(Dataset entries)
┄┄┄┄┄┄
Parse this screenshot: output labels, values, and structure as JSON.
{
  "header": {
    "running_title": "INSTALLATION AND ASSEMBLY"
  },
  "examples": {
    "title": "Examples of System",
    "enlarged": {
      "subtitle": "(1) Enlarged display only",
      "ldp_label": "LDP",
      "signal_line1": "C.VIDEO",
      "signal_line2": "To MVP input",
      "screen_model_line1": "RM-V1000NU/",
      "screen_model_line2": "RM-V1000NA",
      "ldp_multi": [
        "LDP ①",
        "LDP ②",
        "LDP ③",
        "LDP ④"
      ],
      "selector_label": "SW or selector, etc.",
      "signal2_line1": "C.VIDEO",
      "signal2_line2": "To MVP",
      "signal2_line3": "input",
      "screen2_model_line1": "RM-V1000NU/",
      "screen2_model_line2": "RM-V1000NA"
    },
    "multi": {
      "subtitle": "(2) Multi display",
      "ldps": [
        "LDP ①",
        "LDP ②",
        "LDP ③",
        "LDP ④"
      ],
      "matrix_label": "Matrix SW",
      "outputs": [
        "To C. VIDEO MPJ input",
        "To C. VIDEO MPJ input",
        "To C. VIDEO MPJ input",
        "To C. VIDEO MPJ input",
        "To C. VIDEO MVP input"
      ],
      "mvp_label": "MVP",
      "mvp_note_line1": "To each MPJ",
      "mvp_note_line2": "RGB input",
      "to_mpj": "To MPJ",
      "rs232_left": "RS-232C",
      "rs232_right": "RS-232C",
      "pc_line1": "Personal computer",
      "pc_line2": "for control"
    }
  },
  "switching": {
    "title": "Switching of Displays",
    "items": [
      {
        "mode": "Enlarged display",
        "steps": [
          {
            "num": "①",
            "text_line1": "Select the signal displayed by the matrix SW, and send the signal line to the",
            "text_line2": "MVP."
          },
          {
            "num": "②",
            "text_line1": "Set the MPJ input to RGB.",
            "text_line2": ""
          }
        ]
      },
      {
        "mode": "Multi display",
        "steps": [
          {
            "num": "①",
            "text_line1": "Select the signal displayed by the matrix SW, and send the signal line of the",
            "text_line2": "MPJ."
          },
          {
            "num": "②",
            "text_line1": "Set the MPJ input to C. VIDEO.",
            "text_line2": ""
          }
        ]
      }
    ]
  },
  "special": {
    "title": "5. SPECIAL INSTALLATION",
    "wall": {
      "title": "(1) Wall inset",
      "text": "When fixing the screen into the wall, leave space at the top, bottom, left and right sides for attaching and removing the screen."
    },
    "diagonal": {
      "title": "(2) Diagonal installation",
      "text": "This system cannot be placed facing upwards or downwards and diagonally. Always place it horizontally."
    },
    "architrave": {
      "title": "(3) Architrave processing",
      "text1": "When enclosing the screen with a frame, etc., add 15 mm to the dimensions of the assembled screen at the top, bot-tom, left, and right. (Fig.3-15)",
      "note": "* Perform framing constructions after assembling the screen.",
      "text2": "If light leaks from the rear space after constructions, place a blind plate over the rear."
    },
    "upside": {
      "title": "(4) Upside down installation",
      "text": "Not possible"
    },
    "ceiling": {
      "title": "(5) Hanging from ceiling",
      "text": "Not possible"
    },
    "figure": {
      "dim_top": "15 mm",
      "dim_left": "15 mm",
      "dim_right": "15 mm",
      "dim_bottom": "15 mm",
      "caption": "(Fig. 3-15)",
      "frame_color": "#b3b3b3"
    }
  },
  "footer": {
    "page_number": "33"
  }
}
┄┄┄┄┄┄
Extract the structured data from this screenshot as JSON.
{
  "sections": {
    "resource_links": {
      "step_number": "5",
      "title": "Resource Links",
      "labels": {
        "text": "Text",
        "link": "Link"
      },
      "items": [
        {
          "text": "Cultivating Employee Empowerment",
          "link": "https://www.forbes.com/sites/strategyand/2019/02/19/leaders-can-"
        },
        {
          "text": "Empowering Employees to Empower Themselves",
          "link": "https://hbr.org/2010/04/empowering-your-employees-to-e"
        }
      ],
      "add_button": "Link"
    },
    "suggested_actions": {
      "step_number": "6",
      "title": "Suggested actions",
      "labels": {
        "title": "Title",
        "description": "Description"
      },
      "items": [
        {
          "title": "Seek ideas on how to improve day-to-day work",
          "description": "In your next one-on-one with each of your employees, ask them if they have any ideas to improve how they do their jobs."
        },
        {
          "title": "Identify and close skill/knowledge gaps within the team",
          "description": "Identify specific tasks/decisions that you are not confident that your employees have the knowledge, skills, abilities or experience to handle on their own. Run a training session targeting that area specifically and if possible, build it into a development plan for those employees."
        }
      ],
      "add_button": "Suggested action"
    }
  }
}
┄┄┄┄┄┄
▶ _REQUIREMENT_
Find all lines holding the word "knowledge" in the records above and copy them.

▶ _THE ANSWER_
          "title": "Identify and close skill/knowledge gaps within the team",
          "description": "Identify specific tasks/decisions that you are not confident that your employees have the knowledge, skills, abilities or experience to handle on their own. Run a training session targeting that area specifically and if possible, build it into a development plan for those employees."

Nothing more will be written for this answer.